Exercise aim:
Each line below is to be written out in full, exactly as shown.
++++ Entries provided ++++
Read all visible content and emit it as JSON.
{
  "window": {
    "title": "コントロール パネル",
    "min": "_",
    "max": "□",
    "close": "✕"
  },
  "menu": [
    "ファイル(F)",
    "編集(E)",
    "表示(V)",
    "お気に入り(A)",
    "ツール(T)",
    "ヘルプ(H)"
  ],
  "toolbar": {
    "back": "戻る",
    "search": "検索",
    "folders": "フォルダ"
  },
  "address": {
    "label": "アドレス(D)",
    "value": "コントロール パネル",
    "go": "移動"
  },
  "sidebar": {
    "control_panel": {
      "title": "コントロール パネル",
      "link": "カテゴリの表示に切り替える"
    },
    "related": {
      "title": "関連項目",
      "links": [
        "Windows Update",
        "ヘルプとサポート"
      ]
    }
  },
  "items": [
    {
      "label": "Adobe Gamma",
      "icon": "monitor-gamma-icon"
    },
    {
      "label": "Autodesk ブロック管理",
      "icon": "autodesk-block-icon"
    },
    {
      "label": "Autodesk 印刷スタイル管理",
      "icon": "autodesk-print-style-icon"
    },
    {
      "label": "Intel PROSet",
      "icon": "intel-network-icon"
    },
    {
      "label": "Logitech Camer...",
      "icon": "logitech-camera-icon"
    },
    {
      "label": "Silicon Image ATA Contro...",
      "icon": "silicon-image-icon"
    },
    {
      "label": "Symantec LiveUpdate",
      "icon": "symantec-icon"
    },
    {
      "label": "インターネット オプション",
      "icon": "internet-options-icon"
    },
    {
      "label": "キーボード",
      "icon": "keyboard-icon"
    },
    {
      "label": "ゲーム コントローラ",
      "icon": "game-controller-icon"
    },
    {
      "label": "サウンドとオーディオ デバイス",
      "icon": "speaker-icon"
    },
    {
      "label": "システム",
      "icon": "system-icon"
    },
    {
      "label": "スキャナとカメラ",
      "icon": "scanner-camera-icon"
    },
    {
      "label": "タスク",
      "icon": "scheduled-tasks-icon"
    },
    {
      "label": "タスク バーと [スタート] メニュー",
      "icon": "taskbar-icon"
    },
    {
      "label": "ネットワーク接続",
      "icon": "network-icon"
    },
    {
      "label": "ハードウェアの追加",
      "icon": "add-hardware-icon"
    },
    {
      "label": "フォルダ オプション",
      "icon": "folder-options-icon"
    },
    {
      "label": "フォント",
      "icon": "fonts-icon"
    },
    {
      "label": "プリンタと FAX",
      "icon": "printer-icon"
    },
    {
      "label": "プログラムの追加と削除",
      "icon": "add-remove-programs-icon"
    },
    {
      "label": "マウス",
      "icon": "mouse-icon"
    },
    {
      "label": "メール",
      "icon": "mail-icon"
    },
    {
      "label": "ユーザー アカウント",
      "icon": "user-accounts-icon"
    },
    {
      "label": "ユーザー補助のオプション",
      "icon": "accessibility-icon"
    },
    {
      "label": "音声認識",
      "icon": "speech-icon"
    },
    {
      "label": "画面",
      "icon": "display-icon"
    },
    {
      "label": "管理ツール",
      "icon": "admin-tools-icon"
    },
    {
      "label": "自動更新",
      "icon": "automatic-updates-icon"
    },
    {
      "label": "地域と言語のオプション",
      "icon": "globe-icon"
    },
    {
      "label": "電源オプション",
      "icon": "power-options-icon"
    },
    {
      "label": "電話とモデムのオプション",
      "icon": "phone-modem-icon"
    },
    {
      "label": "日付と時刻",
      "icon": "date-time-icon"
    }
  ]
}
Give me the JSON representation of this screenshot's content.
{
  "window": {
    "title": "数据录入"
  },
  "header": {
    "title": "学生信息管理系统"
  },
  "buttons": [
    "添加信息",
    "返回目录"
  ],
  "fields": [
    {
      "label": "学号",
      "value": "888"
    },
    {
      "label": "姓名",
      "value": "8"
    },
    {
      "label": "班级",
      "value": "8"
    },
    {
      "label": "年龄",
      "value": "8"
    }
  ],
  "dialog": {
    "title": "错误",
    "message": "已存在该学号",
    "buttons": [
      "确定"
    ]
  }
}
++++
Your solution:
Read all visible content and emit it as JSON.
{
  "window": {
    "title": "コントロール パネル",
    "min": "_",
    "max": "□",
    "close": "✕"
  },
  "menu": [
    "ファイル(F)",
    "編集(E)",
    "表示(V)",
    "お気に入り(A)",
    "ツール(T)",
    "ヘルプ(H)"
  ],
  "toolbar": {
    "back": "戻る",
    "search": "検索",
    "folders": "フォルダ"
  },
  "address": {
    "label": "アドレス(D)",
    "value": "コントロール パネル",
    "go": "移動"
  },
  "sidebar": {
    "control_panel": {
      "title": "コントロール パネル",
      "link": "カテゴリの表示に切り替える"
    },
    "related": {
      "title": "関連項目",
      "links": [
        "Windows Update",
        "ヘルプとサポート"
      ]
    }
  },
  "items": [
    {
      "label": "Adobe Gamma",
      "icon": "monitor-gamma-icon"
    },
    {
      "label": "Autodesk ブロック管理",
      "icon": "autodesk-block-icon"
    },
    {
      "label": "Autodesk 印刷スタイル管理",
      "icon": "autodesk-print-style-icon"
    },
    {
      "label": "Intel PROSet",
      "icon": "intel-network-icon"
    },
    {
      "label": "Logitech Camer...",
      "icon": "logitech-camera-icon"
    },
    {
      "label": "Silicon Image ATA Contro...",
      "icon": "silicon-image-icon"
    },
    {
      "label": "Symantec LiveUpdate",
      "icon": "symantec-icon"
    },
    {
      "label": "インターネット オプション",
      "icon": "internet-options-icon"
    },
    {
      "label": "キーボード",
      "icon": "keyboard-icon"
    },
    {
      "label": "ゲーム コントローラ",
      "icon": "game-controller-icon"
    },
    {
      "label": "サウンドとオーディオ デバイス",
      "icon": "speaker-icon"
    },
    {
      "label": "システム",
      "icon": "system-icon"
    },
    {
      "label": "スキャナとカメラ",
      "icon": "scanner-camera-icon"
    },
    {
      "label": "タスク",
      "icon": "scheduled-tasks-icon"
    },
    {
      "label": "タスク バーと [スタート] メニュー",
      "icon": "taskbar-icon"
    },
    {
      "label": "ネットワーク接続",
      "icon": "network-icon"
    },
    {
      "label": "ハードウェアの追加",
      "icon": "add-hardware-icon"
    },
    {
      "label": "フォルダ オプション",
      "icon": "folder-options-icon"
    },
    {
      "label": "フォント",
      "icon": "fonts-icon"
    },
    {
      "label": "プリンタと FAX",
      "icon": "printer-icon"
    },
    {
      "label": "プログラムの追加と削除",
      "icon": "add-remove-programs-icon"
    },
    {
      "label": "マウス",
      "icon": "mouse-icon"
    },
    {
      "label": "メール",
      "icon": "mail-icon"
    },
    {
      "label": "ユーザー アカウント",
      "icon": "user-accounts-icon"
    },
    {
      "label": "ユーザー補助のオプション",
      "icon": "accessibility-icon"
    },
    {
      "label": "音声認識",
      "icon": "speech-icon"
    },
    {
      "label": "画面",
      "icon": "display-icon"
    },
    {
      "label": "管理ツール",
      "icon": "admin-tools-icon"
    },
    {
      "label": "自動更新",
      "icon": "automatic-updates-icon"
    },
    {
      "label": "地域と言語のオプション",
      "icon": "globe-icon"
    },
    {
      "label": "電源オプション",
      "icon": "power-options-icon"
    },
    {
      "label": "電話とモデムのオプション",
      "icon": "phone-modem-icon"
    },
    {
      "label": "日付と時刻",
      "icon": "date-time-icon"
    }
  ]
}
Give me the JSON representation of this screenshot's content.
{
  "window": {
    "title": "数据录入"
  },
  "header": {
    "title": "学生信息管理系统"
  },
  "buttons": [
    "添加信息",
    "返回目录"
  ],
  "fields": [
    {
      "label": "学号",
      "value": "888"
    },
    {
      "label": "姓名",
      "value": "8"
    },
    {
      "label": "班级",
      "value": "8"
    },
    {
      "label": "年龄",
      "value": "8"
    }
  ],
  "dialog": {
    "title": "错误",
    "message": "已存在该学号",
    "buttons": [
      "确定"
    ]
  }
}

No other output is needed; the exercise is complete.